[Start of section]

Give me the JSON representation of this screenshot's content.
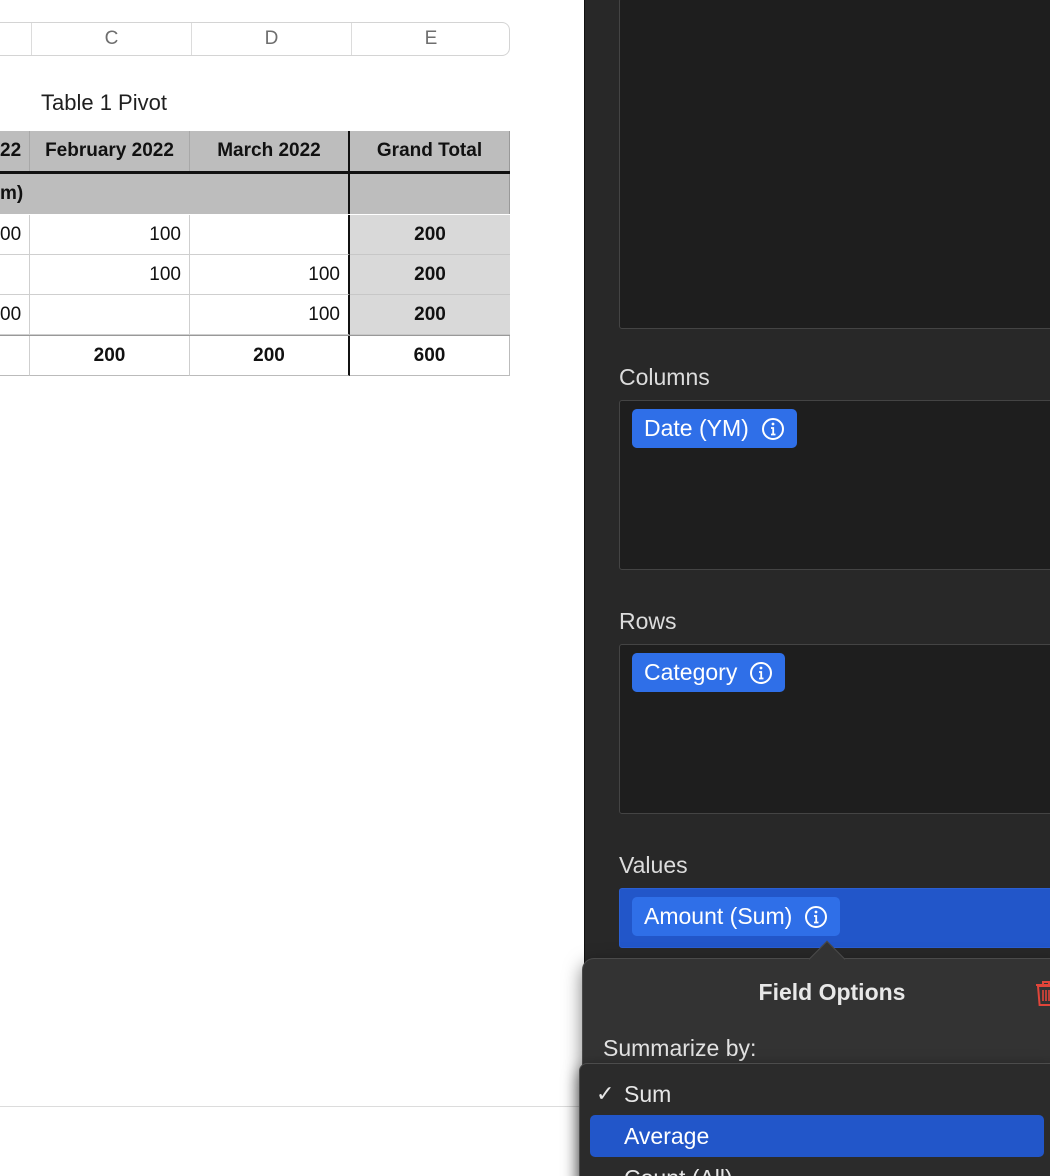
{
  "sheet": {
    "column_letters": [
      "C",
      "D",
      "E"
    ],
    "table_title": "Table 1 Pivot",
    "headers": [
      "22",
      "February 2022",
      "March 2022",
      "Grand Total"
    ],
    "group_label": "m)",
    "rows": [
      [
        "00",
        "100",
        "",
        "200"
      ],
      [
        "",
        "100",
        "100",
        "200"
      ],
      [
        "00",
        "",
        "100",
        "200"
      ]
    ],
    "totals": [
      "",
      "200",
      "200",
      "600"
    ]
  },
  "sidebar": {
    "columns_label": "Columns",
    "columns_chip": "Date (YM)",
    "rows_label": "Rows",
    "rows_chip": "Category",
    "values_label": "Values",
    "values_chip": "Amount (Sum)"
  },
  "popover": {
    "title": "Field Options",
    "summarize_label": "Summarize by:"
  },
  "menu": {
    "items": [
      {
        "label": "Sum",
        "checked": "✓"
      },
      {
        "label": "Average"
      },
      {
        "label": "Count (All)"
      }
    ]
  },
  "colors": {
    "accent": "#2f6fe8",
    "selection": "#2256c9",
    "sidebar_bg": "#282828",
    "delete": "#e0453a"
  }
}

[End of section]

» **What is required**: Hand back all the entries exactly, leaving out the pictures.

» **Answer box**:
Give me the JSON representation of this screenshot's content.
{
  "sheet": {
    "column_letters": [
      "C",
      "D",
      "E"
    ],
    "table_title": "Table 1 Pivot",
    "headers": [
      "22",
      "February 2022",
      "March 2022",
      "Grand Total"
    ],
    "group_label": "m)",
    "rows": [
      [
        "00",
        "100",
        "",
        "200"
      ],
      [
        "",
        "100",
        "100",
        "200"
      ],
      [
        "00",
        "",
        "100",
        "200"
      ]
    ],
    "totals": [
      "",
      "200",
      "200",
      "600"
    ]
  },
  "sidebar": {
    "columns_label": "Columns",
    "columns_chip": "Date (YM)",
    "rows_label": "Rows",
    "rows_chip": "Category",
    "values_label": "Values",
    "values_chip": "Amount (Sum)"
  },
  "popover": {
    "title": "Field Options",
    "summarize_label": "Summarize by:"
  },
  "menu": {
    "items": [
      {
        "label": "Sum",
        "checked": "✓"
      },
      {
        "label": "Average"
      },
      {
        "label": "Count (All)"
      }
    ]
  },
  "colors": {
    "accent": "#2f6fe8",
    "selection": "#2256c9",
    "sidebar_bg": "#282828",
    "delete": "#e0453a"
  }
}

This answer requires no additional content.